His 2013 study found that only 0.5% of sheep inoculated with aluminum vaccines showed immediate reactions of lethargy, transient blindness, stupor, prostration and seizures – “characterized by a severe meningoencephalitis, similar to post-vaccine reactions seen in humans.” Most of them recovered, temporarily, but postmortem exams of the ones who didn’t reveal acute brain inflammation.
The delayed onset “chronic” phase of the disease affected far more of the sheep — 50-70% of flocks and sometimes virtually 100% of animals within a given flock, usually including all of those who had previously recovered. The reaction was frequently triggered by exposure to cold and began with restlessness and compulsive wool-biting, then progressed to acute redness of the skin, generalized weakness, extreme weight loss and muscle tremors, and finally, entered the terminal phase where the animals went down on their front quarters, became comatose and died. Post-mortem examinations revealed “severe neuron necrosis” and aluminum in the nerve tissue.
The immune system’s reaction to aluminum “represents a major health challenge,” Gerhardi declares in his recent review, and he adds that “attempts to seriously examine safety concerns raised by the bio-persistent character and brain accumulation of alum particles have not been made… A lot must be done to understand how, in certain individuals, alum-containing vaccines may become insidiously unsafe.”
Back to the problem of which “certain individuals” should avoid vaccination to avoid autoimmune disease.
PEOPLE PRONE TO DEVELOP AUTOIMMUNITY
Soriano and Shoenfeld’s identify a final category: anyone at risk of developing autoimmune disease. Since a number of them have been shown to have genetic factors that would include anyone with a family history of autoimmune disease. It also includes anyone who has tested positive for autoantibodies which can indicate disease years before symptoms show up. Vaccinations, the doctors say, “may trigger or worsen the disease.”
Smokers too, have an exceptionally high risk of developing an autoimmune disease, says the report. The American Cancer Society estimates that about 18% of Americans smoke. That means about 42 million Americans have an elevated risk of developing an autoimmune disease and they’re stacking the odds with every vaccine.
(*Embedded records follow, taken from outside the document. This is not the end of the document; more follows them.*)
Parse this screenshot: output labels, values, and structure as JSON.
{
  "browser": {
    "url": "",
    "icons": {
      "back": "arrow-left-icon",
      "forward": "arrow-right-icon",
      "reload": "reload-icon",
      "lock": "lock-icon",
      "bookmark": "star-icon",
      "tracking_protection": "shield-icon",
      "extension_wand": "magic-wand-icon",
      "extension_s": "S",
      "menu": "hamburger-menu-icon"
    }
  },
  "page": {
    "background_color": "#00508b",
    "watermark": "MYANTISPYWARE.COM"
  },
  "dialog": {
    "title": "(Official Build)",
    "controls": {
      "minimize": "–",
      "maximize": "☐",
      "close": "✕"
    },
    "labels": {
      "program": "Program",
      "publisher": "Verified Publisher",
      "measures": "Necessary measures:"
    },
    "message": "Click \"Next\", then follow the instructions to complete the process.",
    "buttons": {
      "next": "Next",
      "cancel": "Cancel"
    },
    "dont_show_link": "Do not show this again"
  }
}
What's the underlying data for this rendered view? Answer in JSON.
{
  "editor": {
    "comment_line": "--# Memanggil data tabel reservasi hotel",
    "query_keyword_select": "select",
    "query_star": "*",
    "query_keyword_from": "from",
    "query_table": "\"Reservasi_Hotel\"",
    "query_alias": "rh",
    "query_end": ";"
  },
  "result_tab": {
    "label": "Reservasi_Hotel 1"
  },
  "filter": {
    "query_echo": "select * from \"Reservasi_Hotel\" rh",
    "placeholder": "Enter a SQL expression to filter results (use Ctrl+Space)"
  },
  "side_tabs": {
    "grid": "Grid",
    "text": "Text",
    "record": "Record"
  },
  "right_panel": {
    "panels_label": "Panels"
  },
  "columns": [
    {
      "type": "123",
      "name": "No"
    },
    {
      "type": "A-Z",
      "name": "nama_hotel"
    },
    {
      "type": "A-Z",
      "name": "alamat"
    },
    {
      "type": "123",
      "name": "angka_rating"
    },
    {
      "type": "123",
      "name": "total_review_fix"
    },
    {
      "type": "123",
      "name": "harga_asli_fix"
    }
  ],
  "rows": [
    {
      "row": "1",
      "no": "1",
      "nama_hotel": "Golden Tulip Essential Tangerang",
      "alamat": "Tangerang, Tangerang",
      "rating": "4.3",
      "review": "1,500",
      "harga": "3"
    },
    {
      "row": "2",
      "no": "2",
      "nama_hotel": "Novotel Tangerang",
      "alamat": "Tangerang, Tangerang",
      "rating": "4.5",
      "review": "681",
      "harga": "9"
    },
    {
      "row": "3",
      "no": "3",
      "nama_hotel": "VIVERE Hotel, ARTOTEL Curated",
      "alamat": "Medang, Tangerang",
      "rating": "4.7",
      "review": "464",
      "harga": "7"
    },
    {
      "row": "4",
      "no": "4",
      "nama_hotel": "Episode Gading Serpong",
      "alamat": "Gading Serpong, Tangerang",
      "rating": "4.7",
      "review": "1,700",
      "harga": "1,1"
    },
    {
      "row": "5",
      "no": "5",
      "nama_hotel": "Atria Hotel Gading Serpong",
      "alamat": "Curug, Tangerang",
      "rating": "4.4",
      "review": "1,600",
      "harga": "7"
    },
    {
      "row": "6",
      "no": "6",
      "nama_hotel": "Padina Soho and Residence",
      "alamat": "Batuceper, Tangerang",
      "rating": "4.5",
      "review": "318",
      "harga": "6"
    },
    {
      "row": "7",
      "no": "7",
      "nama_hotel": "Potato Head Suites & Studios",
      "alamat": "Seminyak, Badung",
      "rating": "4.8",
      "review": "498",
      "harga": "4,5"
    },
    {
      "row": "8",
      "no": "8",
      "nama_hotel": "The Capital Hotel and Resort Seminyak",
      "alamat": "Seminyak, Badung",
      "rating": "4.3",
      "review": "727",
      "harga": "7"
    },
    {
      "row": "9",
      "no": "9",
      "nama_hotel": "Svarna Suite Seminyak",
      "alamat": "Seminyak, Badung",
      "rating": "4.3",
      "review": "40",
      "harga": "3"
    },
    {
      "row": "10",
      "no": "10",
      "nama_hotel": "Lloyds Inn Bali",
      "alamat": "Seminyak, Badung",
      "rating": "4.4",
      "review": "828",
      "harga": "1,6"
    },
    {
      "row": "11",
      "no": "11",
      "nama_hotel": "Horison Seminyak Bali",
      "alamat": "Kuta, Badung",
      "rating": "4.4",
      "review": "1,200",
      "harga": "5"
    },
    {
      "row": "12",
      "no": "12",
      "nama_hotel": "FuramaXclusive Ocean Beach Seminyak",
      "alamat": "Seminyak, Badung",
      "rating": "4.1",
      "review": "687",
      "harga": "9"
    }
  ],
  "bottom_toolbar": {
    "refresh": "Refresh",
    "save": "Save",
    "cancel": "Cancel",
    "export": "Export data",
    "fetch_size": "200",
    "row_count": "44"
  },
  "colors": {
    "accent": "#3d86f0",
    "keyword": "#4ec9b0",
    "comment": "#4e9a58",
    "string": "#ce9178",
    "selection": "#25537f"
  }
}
And finally, factors that Shoenfeld and Soriano associate with high risk of developing autoimmunity are high estrogen and low vitamin D — which means anyone taking birth control or hormone replacement therapy and, according to one 2009 study of vitamin D status, about three quarters of American teens and adults should be wary of vaccines.